On a Sunday morning right after Thanksgiving, I and 7 other team members got up before the crack of dawn and drove to church. Our destination? Chile. Trip length? 10 days. Goal? Light construction and encouragement to the local church.
Bags were weighed one last time, and loaded into the back of the ubiquitous church van, before we and our drivers (bless them; they didn’t have to wake up with us, but they did) piled in, too, and drove us down to Sea-Tac Airport.
I was ready to turn around and go home.
Not just because it was early (we’d met at 3:30am) … but because surely, somewhere along the line, there had been a mistake. I wasn’t supposed to go on this trip. Not at all. I could stay home and learn the same things, right? Surely God didn’t mean that, just because my trip application was accepted, funds came in (and then some), I spoke Spanish, etc., etc., I should actually go to Chile.
Even the pilot on the first flight leg (SEA>JFK) said, as they closed the flight doors, “This is your last chance to get off, if you’ve changed your mind.”
How badly I wanted to take him up on that!
If it weren’t for having to walk by my teammates and tell my supporters and prayer partners when I got home, “Thanks for supporting my trip, but I’m a wuss and staying home,” I would have been off that plane in a heartbeat. (Pilots, never give your passengers that option. Ever.)
This trip was a lesson for me in hyperawareness. I was alert and constantly on edge, checking my watch non-stop. One hour closer … two hours closer … one day left. And yet, amidst that hyperawareness that I was not home and that routine is blessed (until I get stuck in it) … God worked.
It just took a breaking point – and one that caught me by surprise.
Amidst all of our preparation, training, planning, and anticipation … I honestly didn’t expect to be hit with homesickness. Maybe a little, if any; but hey, I at least sort-of-knew the people I was going with, and I’ve been on enough trips that I thought it would be fine.
Alas, the homesickness semi-truck broadsided me. And then it backed up and ran over me again.
I’ve found that that truck gets around…but I’ll admit that on this trip, I thought it was just me. And I quickly had to learn to acknowledge the sentiment, but not wallow in it.
It’s there. It is what it is. Days passed before I realized that while I missed my loved ones, I really missed my routine. My three hours of solitude before I go to work. Being able to come home after work and do what I want, including not saying a word to anyone if I so choose. Weird, I know, but just stating the facts.)
I ultimately couldn’t sweep it under the rug or ignore it (believe me, I tried). But I knew I couldn’t wallow, either (for long, anyway). Moping isn’t attractive, and I knew it wouldn’t let God work in – or in spite of – me.
This trip further reminded me that homesickness (or any other struggle) is not a sign of weakness or failure, one that “must be hidden” or fought through solo. I tried that for two days, and finally had a meltdown on the third day. (The first of many, I will admit.) But that actually paved the way for some bang-up conversations with my trip leaders and with the locals we worked alongside, that I would not have had otherwise.
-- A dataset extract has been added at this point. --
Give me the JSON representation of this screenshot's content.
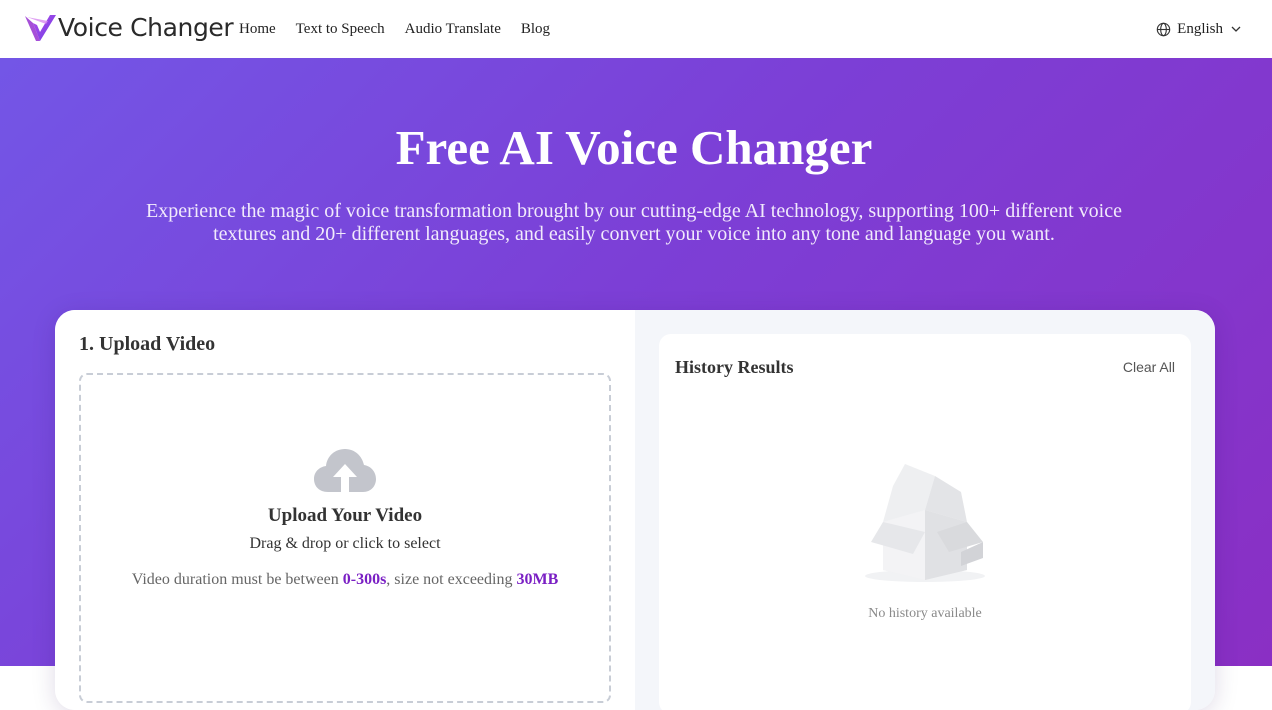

Amidst my fear that I would act out irrationally, becoming one of “those examples” of things not to do on mission trips, my leaders graciously spoke truth to me. They asked me the tough questions I didn’t want to answer about God, his goodness and plan. And the locals? When I walked into the kitchen bawling (the morning of the first meltdown), they came around me and prayed for me. I was so humbled and blessed by that!
One lady later came up to me and gave me cookies, saying how happy she was that I was smiling. Partly to resist the temptation of having four cookies all to myself, I ate one immediately and started to share the rest. This helped even more as I extended the grace and love I had been given to those around me – so satisfying.
When I proceeded to get caught up in homesickness after that, I quickly learned to find something to at least keep my hands busy, take a walk (with a buddy) … or maybe even sit on a table.
But I finally knew that with God, I could push through the hard times. I couldn’t do it on my own (and really didn’t want to do it at all), but He fought for me. He brought me fellowship I didn’t even know I needed, along with sweet alone time in His word, and showed me that His strength is truly made perfect in my weakness. (And I blessedly didn’t make it into the annals of What Not to Do on a Mission Trip.)
Meagan Davenport is a freelance editor who enjoys blogging about travel, missions, and books. She can be found on her website as well as lurking around social media: Facebook | Instagram |Twitter | Pinterest.